Posted April 8th, 2016 — Filed in Stockmanship
I’m pasting below a story that I received from the wife of a ranching couple who took one of my beginning stockmanship clinics. They both really bought into it and tried hard to implement what they learned, and they had many successes. Then the wheels fell off. This is their story and how they remedied it. I think it’s very illustrative of what probably happens to a lot of people, and the readers of the subscription site might be interested in it. Your call.
Whit Hibbard – Stockmanship Journal
A couple weeks after you were here, we had the vet booked to preg check a large bunch of our cows in the afternoon. We thought it would be a great idea to ride out in the morning and get them in early so we could do a dry run through the chute before the vet showed up. We were feeling pretty confident since everything had been going so swimmingly with all our new found low-stress skills. All we needed to do was gather them from the pasture they were in, bring them through one gate, and travel another two-hundred yards into the corral. Simple right?

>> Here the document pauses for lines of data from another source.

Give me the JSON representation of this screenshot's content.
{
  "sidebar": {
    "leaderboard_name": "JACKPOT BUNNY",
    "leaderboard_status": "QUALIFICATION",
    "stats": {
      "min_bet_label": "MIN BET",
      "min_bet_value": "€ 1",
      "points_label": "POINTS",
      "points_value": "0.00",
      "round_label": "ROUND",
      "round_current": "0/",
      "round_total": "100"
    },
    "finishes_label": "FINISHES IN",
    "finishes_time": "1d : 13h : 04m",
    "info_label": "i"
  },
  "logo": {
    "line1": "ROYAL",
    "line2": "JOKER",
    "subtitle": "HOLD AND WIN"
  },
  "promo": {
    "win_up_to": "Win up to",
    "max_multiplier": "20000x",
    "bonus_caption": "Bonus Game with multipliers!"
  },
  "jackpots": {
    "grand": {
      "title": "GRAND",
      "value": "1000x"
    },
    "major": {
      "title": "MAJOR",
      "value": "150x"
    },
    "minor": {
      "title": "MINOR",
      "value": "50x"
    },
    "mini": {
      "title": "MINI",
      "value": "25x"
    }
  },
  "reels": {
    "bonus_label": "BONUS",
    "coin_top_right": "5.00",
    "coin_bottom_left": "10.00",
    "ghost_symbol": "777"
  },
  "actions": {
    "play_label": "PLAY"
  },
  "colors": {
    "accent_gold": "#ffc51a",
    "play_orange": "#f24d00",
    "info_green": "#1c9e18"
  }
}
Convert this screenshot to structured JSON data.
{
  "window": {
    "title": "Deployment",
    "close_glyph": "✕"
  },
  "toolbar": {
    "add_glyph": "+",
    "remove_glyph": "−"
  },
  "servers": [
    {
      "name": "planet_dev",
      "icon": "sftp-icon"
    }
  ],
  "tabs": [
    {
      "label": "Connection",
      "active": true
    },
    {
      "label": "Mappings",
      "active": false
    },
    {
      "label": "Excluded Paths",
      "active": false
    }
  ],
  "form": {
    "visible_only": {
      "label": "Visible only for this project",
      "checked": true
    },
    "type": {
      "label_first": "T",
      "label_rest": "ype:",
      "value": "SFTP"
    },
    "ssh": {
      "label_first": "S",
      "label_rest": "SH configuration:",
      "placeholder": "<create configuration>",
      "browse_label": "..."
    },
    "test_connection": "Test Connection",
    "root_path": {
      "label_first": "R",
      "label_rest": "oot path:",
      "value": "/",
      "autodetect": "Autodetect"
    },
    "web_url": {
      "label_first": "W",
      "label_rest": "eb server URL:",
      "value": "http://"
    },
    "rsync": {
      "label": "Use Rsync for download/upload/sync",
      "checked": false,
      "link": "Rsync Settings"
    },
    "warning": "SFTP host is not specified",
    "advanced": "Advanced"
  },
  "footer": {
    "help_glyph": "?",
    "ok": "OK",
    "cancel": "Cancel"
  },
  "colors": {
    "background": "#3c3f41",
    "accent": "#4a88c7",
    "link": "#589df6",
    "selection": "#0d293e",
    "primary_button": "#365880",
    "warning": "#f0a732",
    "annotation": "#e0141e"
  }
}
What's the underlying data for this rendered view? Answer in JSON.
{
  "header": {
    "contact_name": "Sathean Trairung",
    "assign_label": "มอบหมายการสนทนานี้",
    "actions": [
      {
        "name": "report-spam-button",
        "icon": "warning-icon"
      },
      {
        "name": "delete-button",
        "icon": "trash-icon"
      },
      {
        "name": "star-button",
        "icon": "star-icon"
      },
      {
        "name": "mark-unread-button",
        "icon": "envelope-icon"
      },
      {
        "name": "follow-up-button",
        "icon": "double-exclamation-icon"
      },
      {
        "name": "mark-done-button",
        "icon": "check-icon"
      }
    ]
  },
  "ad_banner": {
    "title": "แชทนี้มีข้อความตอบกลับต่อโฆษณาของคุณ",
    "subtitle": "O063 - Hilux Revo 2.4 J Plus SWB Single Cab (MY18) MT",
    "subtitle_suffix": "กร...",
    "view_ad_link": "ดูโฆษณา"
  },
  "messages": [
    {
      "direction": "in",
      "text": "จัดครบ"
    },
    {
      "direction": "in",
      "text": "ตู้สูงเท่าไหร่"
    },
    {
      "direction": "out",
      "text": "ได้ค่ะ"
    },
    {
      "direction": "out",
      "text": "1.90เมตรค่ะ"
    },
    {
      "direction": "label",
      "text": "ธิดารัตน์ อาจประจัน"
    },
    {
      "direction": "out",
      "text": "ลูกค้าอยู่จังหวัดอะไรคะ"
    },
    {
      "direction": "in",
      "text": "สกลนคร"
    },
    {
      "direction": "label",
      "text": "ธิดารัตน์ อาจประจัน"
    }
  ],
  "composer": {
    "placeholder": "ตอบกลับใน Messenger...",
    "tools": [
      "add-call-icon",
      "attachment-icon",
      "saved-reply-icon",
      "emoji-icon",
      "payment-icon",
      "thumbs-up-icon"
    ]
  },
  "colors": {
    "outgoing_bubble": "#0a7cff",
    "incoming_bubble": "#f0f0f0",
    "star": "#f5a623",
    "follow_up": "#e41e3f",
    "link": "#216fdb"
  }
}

Well, things were a little rocky from the start. The cows just didn’t seem to want to line out. It was a bit frustrating, but we kept our cool (for the most part), eventually got them through the gate and we thought we were golden. Just a short distance to the corral! However, the cows had other plans. As soon as they got through the gate all the cows wanted to do was head west, away from the corral, or stop completely and graze. We either had a lot of movement going the wrong direction, or no movement at all and Nathan and I were getting spread thin. This went on for a long time with us getting nowhere until I finally lost it. I rode back to our house (which is close by if you recall), tied my horse to a fence post, and hopped in our ATV. I needed something with a little more gas! I proceeded to, as Nathan described it later “mad max it around” (if you’ve seen the movie you will understand that reference). It felt great, at least for the short term. I hooped and hollered and nearly ran cows over. It wasn’t pretty, but I lined those bitches out! We finally made it to the corrals. Five minutes later the vet showed up. We got through the rest of the day but the cows really didn’t work so great. They were nervous and stressed. So were we. To be honest the cows were probably behaving about how they normally do when we preg check, but this time it just seemed like a personal defeat. We had such high hopes for something better. We ended the day feeling deflated. Why hadn’t our new tools worked? Nathan and I mulled it over throughout the evening. It really bothered us.
We had plans to move them back up to their fall mountain pasture the next morning, which is what is done every year after we preg check. It marks the end of our fall cow work. However, both of us decided we could not leave things like this. So, instead, the next morning we got up and did it all over again. However this time, we kept our heads, didn’t freak out when things weren’t working, paid attention to what the cows were telling us, and adjusted our movements and actions accordingly. We made sure to get the cows moving together smoothly and cohesively before we went through the gate, so when we did finally go through it, we had them working for us before we even got to the corral. It felt good and we are so glad we took the extra day to make the situation right.
Long story short, I can understand why people resort back to what they know and are comfortable with. When you get excited about something new, and then you perceive it to have failed you, it feels so much worse than if you never had the high expectations to begin with. I do not think low-stress handling failed us. I think that day was a combination of us not reading the situation correctly and adjusting our strategy appropriately, and the cows being used to a different way of being handled for many years. Just like with a horse, they need to be retrained, and so do we. Although it sucked, we probably learned more from that failure than all the successes we’ve had. I don’t know how to get that point across in your clinic, but I’m willing to bet that’s why a lot of people don’t stick with it.